In Beeskop Community, Jill and Karl met and spent some time with one-year-old Sibo* and his 19-year-old aunt, Patience*, in their home. When Sibo was born, his mother left, leaving him in the care of his father. His father was left with the difficult predicament – to stay home and care for the baby or leave home in search of work to financially support his baby. Thankfully, Sibo’s grandmother is able to care for Sibo while his father searches for work. Sibo’s grandmother is also a Care Worker in Beeskop Community, and daily cares for the most vulnerable children in her area, selflessly sacrificing her time to love others.
Sibo’s aunt Patience also helps look after him when she is home. During the school term, she is away studying to become an electrical engineer and has one year left. Sibo is blessed to have an aunt and grandmother who love him so much! This, however, does not negate the challenges him and his family face. Living in a poverty-stricken community in the rural hills of South Africa, they have very limited sources of income. Their mud home hosts broken windows and one chair, and the family hopes the rain will stay out of the house when the rainy season comes.
Patience feels the weight of her responsibility in caring for her nephew and balancing school studies.

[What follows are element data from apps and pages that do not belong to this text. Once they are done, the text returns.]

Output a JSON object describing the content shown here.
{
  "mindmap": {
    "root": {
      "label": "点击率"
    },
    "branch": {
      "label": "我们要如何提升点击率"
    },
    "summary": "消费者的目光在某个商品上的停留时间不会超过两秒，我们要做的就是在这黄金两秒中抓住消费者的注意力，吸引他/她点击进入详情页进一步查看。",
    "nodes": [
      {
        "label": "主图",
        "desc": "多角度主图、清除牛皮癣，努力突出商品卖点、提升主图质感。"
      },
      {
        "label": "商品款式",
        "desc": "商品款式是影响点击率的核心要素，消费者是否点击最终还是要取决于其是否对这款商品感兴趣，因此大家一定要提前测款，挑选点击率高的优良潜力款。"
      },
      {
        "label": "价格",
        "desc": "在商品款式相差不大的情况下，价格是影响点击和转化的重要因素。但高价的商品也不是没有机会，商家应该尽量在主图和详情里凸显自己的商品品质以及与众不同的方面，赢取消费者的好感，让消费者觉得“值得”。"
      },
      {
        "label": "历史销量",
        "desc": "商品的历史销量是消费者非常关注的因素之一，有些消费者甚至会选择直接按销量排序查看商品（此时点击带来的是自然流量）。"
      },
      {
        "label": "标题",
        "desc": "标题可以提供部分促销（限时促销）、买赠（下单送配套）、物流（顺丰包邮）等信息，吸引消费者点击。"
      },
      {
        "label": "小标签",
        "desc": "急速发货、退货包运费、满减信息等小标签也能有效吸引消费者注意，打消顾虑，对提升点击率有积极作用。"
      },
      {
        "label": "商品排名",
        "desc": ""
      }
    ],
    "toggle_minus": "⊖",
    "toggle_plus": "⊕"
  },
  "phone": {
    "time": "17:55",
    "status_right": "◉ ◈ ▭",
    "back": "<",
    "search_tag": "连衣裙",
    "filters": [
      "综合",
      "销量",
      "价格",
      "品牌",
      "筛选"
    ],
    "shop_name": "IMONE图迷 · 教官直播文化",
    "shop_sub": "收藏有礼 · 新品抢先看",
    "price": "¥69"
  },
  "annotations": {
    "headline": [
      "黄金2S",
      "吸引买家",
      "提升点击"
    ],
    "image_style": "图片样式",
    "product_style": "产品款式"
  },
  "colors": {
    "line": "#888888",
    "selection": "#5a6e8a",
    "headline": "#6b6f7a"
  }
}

She has a fortunate opportunity to be in school, but the burden of her family’s workload is a great trial for her. Jill and Karl shared a few verses from James which greatly encouraged Patience. James 1:2-4 (NIV) - “Consider it pure joy, my brothers and sisters, whenever you face trials of many kinds, because you know that the testing of your faith produces perseverance. Let perseverance finish its work so that you may be mature and complete, not lacking anything.”
Jill was challenged by her time in Beeskop Community and shares, “Having to go down into the valley and get water from the river and carry heavy buckets back up the hills was confronting. We have so many luxuries back in Australia and yet we complain and grumble – we have nothing to complain about! Spending time at the local office in Oshoek, bucket bathing and sleeping on the floor is a great way to remind me that there are people far less fortunate than me. I will continue to advocate for Hands at Work back home in every way I can. The injustice of us having so much and these people having so little is always unsettling. It is so easy to get on the treadmill and work harder and faster and not take time out to be quiet.”
*names have been changed